JC: Yes, that's it in a nutshell. It's taken 43 years to do this the way I wanted to do it. For All Mankind is a real heartfelt song. As I mentioned at the start when I first wrote that in 1971 I wanted to do it with a brass band. I loved all those brass bands, Black Dyke Mills, Brighouse and Rastrick and wanted to do it with a band but I couldn't. It the time I was recording that album and the track there was no way that CBS were going to pay for a brass band. We put that album down very quickly. We did a good job, kept it tight, very live. There was hardly any tracking on that album.
    But that was a song, the same with If Only, that needed a bigger panoramic musical vista to it. I wanted to use a Hammond organ on both tracks and I always thought that I'd like to do something like Whiter Shade of Pale. That kind of feel. Now we couldn't get a Hammond organ for the session in Bond Street, CBS, but what they did have at the studio was an ancient harmonium. It's a beautiful instrument and you have to pump it with you feet and can hear the pedals squeaking. If you listen on the original For All Mankind and If Only there's a gap between the notes. As your feet are punching the pedals up and down the density of the notes shift and gets a bit faint. So you're really pumping away like mad. I was exhausted at the end of the take. But it's an amazing sound and it leant a lot of atmosphere. That was as far as I could get in creating some sort of atmosphere.
    But I was always frustrated that For All Mankind didn't get its justice in terms of production. I've often thought that some of my songs have suffered from that. I haven't often had the benefit of a great producer who can say 'Let's have an orchestra here or a brass section for example'. Andrew Oldham put an orchestra on Great Train Robbery so it's happened just once or twice. There were a lot of people in the business at the time who felt that For All Mankind was a powerful song. But nobody at the end of the day would cough up for those extras, and I don't mean drugs, booze and hookers!!
    About 18 months ago my brother Lester mentioned he had a contact in Bradford with Brighouse and Rastrick, and I'd been talking for a few years about wanting to do redo the song. I then got in touch with B & R's David King, a guy from Australia, who is a young, charismatic, dynamic conductor with them. He came back almost immediately and was really enthusiastic about it; he got it straight away. He said 'I see what you mean, this will be great for the band. I'll do everything I can to help you get this done with the full band.'

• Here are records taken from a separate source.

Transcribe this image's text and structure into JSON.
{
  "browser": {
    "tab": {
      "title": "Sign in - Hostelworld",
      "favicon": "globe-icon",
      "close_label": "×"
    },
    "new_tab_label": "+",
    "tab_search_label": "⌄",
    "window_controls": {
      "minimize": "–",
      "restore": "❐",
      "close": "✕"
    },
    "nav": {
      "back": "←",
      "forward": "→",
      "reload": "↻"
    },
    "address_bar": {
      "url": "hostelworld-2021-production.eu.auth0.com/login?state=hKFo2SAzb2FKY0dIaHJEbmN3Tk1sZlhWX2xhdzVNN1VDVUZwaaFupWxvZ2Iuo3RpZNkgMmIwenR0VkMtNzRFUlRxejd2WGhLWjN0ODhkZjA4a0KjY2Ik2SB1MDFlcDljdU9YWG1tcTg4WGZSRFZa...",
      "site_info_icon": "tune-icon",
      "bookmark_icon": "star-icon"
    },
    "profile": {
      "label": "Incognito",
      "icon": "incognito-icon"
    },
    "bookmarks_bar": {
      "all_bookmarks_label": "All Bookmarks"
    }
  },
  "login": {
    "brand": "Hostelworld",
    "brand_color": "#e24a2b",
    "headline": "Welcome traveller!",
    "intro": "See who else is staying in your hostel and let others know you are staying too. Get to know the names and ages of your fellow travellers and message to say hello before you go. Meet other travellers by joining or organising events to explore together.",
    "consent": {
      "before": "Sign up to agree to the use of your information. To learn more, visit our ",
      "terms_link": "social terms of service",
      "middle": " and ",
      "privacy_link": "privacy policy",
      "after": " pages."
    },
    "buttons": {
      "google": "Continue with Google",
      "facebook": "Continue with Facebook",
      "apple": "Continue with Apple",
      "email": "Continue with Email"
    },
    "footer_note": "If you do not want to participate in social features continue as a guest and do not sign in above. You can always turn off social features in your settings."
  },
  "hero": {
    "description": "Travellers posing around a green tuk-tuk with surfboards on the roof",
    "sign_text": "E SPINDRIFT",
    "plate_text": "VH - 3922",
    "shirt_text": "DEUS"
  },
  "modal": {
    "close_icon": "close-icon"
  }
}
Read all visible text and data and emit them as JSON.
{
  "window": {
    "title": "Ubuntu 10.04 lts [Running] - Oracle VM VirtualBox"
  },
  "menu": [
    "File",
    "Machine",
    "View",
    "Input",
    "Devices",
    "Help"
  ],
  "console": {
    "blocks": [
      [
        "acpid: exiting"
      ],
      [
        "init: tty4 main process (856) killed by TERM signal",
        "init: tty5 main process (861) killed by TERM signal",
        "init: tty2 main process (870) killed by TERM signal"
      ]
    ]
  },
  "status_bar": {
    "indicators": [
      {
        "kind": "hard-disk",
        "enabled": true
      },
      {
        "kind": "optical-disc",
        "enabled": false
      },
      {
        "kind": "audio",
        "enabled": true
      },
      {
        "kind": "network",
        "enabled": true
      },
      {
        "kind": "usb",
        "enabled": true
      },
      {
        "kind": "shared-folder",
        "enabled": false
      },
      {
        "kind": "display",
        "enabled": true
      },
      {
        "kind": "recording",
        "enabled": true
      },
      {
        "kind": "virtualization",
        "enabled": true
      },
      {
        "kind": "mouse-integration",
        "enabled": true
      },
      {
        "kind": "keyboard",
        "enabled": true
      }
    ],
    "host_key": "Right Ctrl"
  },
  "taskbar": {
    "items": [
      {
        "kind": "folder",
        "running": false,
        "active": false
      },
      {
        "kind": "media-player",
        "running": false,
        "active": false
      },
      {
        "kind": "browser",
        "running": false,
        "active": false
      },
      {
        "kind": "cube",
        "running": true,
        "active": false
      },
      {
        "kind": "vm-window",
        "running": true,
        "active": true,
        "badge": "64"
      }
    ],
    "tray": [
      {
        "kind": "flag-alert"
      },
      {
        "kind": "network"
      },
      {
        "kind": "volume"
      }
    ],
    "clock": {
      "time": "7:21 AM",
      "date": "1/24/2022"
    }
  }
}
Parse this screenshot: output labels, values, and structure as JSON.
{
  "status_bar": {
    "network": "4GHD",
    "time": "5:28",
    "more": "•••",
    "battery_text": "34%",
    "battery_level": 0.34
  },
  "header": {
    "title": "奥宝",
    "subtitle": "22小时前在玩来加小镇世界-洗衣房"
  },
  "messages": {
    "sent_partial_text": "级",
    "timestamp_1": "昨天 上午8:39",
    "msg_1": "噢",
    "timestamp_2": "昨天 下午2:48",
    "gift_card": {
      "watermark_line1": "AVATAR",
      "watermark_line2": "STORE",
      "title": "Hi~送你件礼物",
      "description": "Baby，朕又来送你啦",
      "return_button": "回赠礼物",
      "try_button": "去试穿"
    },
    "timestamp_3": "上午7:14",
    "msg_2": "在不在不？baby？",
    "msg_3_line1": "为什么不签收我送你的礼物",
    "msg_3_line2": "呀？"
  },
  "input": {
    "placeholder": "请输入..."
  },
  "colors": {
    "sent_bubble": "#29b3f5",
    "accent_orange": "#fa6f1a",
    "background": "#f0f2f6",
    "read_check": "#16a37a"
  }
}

    I've got it about as close as I originally conceived it by bringing in the brass to give it that rich chording; the blend of the brass with the Hammond organ, the guitar work. I still have visions of sending it to people like Rod Stewart, as for me the song is king. It doesn't matter who sings it, I've just always wanted to get my songs out there.
    So this song has a new lease of life. I don't know whether people will sit up and take notice. It's a different business now to what it was. It will go out digitally on iTunes, Amazon and all those digital platforms. Whatever happens I've got the satisfaction of realising it the way I envisaged it originally way back in the last century! I'm proud of that.